Board, lawyers to discuss ruling later this month|High court’s decision has schools awaiting word on their options

Published 3:20 pm Wednesday, September 2, 2009

The Beaufort County Board of Education will meet with lawyers later this month to discuss its next step in a three-year-old lawsuit against the Beaufort County Board of Commissioners over school funding following a decision last week by the N.C. Supreme Court, school board Chairman Robert Belcher said Tuesday.
The school board will meet with its lawyers from Schwartz and Shaw on Sept. 23 — before a previously scheduled a budget workshop — to discuss the case, Belcher said.
“This gives the lawyers the chance to talk with us face to face,” he said.
The N.C. Supreme Court on Friday reversed a decision by the N.C. Court of Appeals regarding the lawsuit brought by the school board over county funding for county schools for the 2006-2007 school year and, in effect, remanded the case to Beaufort County Superior Court.
The court’s decision was a 4-2-1 split among the high court’s seven justices.
The case was remanded because the high court determined that instructions to the jury by Superior Court Judge William C. Griffin Jr. were flawed in Griffin’s definition of the word “needed” as it relates to appropriations for operating a public school system in Beaufort County.

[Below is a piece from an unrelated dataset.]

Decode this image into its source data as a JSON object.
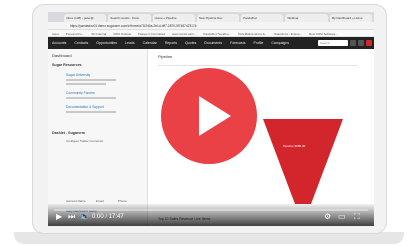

In writing for the majority, Justice Mark Martin wrote, “The trial court instructed the jury that the word ‘needed’ … means ‘that which is reasonable and useful and proper or conducive to the end sought.’ Rather than conveying a restrictive definition of ‘needed,’ which is necessary to preserve the discretionary authority of county commissions under Article IX, Section 2(2), the instruction conveyed an impermissible, expansive definition of this statutory term.”
In remanding the case, Martin additionally wrote that the court “should instruct the jury that section 431(c) requires the County Commission to provide that appropriation legally necessary to support a system of free public schools. … The trial court should also instruct the jury, in arriving at its verdict, to consider the educational goals and policies of the state, the budgetary request of the local board of education, the financial resources of the county, and the fiscal policies of the board of county commissioners. … Anything beyond this measure of damages impermissibly infringes upon the discretionary authority of the County Commission under Article IX, Section 2(2) of the State Constitution and may not be awarded by a jury.”
In July 2006, the school board took the county to court, arguing that the school system’s funding from the county was not adequate to properly run county schools for the 2006-2007 school year. A jury subsequently awarded the school board an additional $756,783 for the year. The county appealed the case.
Belcher said he wasn’t sure what the school board’s next step would be, following preliminary discussions between interim school Superintendent William Rivenbark and lawyers for the school board.
“I’ll just get an explanation on the 23rd along with the rest of the board,” he said.